A former mercenary like Baek Yeo-hun would never be the good guy in a Hollywood movie. “Good” is a strong term for the former employee of a Blackwater-like outfit, but he is immeasurably better than the cabal of crooked cops running rampant through the city. Inconveniently, Baek nearly starts the film as the dead guy, but an unsuspecting ER doctor has the misfortune of saving his life in Chang’s The Target (trailer here), the Korean remake-reconception of Fred Cavayé’s Point Blank, which releases today on DVD and digital, from Lionsgate.
When adapting Cavayé’s French fugitive-style thriller, Chang (a.k.a. Yun Hong-seung) opted to go bigger and bolder every chance he could. Instead of a burglary, Baek steps into a frame-up intended for his developmentally challenged brother. They were not expecting someone with Baek’s particular set of skills, but he nearly makes a premature exit anyway. Dr. Lee Tae-jun manages to save him, but he is rewarded for his troubles with the abduction of his mega-pregnant wife, Jeong Hui-ju. The kidnapper’s demand is straight forward, but difficult to execute—trade the recuperating Baek for Jeong.

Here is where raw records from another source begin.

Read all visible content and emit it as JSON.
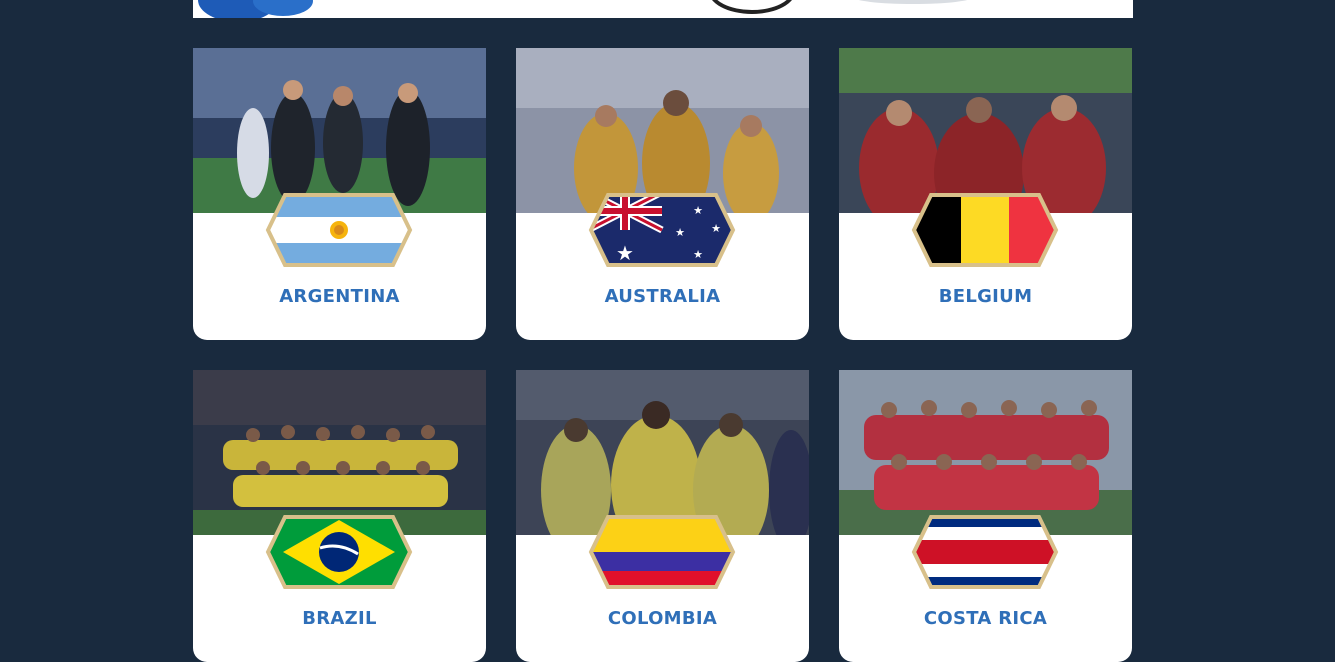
{
  "teams": [
    {
      "name": "ARGENTINA"
    },
    {
      "name": "AUSTRALIA"
    },
    {
      "name": "BELGIUM"
    },
    {
      "name": "BRAZIL"
    },
    {
      "name": "COLOMBIA"
    },
    {
      "name": "COSTA RICA"
    }
  ],
  "colors": {
    "background": "#192a3e",
    "card": "#ffffff",
    "team_name": "#2f6fb8",
    "badge_border": "#d8c08a"
  }
}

Nevertheless, Dr. Lee smuggles the suspect out of the hospital, turning into an outlaw as a result. Unfortunately, Baek refuses to cooperate, giving the doctor the slip. Eventually, Lee will catch up to Baek—and they will even join forces when they realize a band of corrupt coppers is trying to kill them both.
While the formerly comatose anti-hero was a mere safecracker in Cavayé’s original, albeit one played by the hardnosed Roschdy Zem, Baek is a bad cat of an entirely different stripe. He takes over the movie from the innocent Wrong Man doctor, turning it into an old school beatdown. He is the kind of grizzled action hero who can easily take on twenty men at once. It might not be credible, but it is really fun to watch.
Sort of like the original, Target climaxes with a showdown in the police station, but Chang cranks up the action to levels nearly as earth-shaking as Alan Yuen’s explosive Firestorm. He really lets Seoul institutional buildings have it, unleashing all kinds of bedlam in the hospital and police station. However, Jun Chul-hong’s adapted screenplay also increases the emotional stakes with the addition of honest Inspector Jeong Yeong-ju’s implied lesbian relationship with her junior partner, Park Su-jin.
Baek is totally in Ryu Seung-ryong’s steely, hardboiled power zone and he duly knocks it out of the park. He is perfectly counterbalanced by Yu Jun-sang, who is flamboyantly evil as Senior Inspector Song Gi-cheol, the ruthless mastermind. Although he loses a lot of screen time in the translation, Lee Jin-uk manages to withstand the withering force of Ryu and Yu’s hardcore personas. Somehow, Kim Seong-ryeong and Jo Eun-ji also manage to add some depth as Inspector Jeong and Park.